4. Subsequent to the assumption of full responsibility for health by the PA in 1994 in the context of the Oslo Accords, many of the public health initiatives undertaken by Israel since 1967 were continued
5. Despite the overwhelming evidence to the contrary, many of Israel’s critics – including distinguished doctors, scientists, politicians and NGO officials – continue to lay most or all of the blame for contemporary Palestinian health problems and related disadvantages exclusively or predominantly at the door of Israel and the occupation.
6. The politicisation of health by Israel’s enemies is not a new phenomenon. It is manifested in UN agencies, the media, medical journals, academic conferences and research reports published by humanitarian or medical NGOs purporting to promote universal human rights.

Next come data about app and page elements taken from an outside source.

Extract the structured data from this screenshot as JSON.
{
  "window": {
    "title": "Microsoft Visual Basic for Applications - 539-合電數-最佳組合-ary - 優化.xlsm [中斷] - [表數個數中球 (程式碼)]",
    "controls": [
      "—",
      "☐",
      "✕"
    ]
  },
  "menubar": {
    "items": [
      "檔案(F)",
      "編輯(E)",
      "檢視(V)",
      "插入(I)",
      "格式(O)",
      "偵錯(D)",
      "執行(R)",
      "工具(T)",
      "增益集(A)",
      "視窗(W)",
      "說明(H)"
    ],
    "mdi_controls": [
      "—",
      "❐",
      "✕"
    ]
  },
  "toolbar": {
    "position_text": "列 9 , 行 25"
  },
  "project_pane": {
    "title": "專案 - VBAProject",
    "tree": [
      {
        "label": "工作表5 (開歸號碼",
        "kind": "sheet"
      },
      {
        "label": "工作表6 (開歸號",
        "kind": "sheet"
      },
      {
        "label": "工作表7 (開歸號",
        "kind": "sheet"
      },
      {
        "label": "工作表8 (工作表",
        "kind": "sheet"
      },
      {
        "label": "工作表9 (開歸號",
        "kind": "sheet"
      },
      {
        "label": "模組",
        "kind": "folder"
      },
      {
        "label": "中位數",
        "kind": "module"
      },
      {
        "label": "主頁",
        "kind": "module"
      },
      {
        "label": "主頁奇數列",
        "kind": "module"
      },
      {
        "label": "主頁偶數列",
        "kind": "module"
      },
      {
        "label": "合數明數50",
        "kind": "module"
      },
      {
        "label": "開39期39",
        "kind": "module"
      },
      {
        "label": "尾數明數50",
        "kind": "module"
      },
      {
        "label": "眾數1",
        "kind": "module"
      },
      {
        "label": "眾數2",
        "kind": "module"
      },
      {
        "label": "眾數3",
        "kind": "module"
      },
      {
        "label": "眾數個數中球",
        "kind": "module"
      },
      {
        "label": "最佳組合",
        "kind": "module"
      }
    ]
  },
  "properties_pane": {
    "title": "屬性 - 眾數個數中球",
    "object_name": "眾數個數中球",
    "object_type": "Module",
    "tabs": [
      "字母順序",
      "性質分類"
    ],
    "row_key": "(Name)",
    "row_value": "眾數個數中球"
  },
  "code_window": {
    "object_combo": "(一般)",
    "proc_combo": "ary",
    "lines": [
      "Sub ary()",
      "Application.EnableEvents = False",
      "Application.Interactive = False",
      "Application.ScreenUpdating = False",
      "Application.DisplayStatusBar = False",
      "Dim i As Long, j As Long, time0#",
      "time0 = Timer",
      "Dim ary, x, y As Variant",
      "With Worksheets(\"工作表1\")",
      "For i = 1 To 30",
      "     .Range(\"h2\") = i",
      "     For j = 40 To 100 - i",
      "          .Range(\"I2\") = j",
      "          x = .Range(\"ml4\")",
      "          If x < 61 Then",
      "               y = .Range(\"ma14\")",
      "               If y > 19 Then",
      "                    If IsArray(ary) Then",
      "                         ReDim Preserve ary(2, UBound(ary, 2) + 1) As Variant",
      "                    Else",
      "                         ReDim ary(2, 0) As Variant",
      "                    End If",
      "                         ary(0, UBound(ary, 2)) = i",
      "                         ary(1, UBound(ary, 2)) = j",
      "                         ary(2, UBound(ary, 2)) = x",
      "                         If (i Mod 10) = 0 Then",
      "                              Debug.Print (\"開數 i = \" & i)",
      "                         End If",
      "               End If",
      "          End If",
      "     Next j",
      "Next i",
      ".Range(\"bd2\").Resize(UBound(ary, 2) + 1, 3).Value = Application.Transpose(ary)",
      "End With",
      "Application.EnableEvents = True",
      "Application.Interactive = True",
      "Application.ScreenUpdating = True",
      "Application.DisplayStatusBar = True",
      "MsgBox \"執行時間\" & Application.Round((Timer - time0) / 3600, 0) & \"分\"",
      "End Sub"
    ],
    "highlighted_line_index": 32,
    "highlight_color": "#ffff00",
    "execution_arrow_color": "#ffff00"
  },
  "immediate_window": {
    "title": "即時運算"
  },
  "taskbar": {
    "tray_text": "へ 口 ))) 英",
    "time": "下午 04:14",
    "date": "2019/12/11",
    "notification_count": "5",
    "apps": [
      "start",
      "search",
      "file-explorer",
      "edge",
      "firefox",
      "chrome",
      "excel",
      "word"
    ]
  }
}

Three examples of the politicisation in the health arena are especially egregious.
First, the banishment of Israel into a separate ‘Committee B’ of the World Health Organisation’s Eastern Mediterranean Region in 1951, at the behest of the Arab League, was a cynical move designed to isolate Israel further from her immediate neighbours. (In exasperation, Israel eventually accepted membership, despite its obvious geographical absurdity, into the European Region of WHO).
Second, for over half a century of the International Federation of Red Cross and Red Crescent Societies refused either to admit Israel to its ranks or to recognise her Magen David Adom (Red Star of David) as the symbol of its emergency medicine organisation. This policy was justified on the spurious grounds that the Star of David was a ‘religious’ symbol – despite the Christian Red Cross and Muslim Red Crescent being granted recognition without challenge.
Third, several medical NGOs have exploited the ‘double halo effect’ (humanitarianism plus health) to attack Israel unfairly for its allegedly health-destructive behaviour towards the Palestinians. Many of these NGOs launched a campaign of Boycott, Divestment and Sanctions (BDS) against Israel at a notorious anti-racism conference held in Durban, South Africa in 2001, at which Israel was denounced as an allegedly ‘apartheid state’ and anti-Semitism was openly on display. The Lancet’s relentless pillorying of Israel, in the guise of promoting Palestinian health and welfare, resonates strongly with the Durban strategy and should be viewed in the light of that unsavoury enterprise.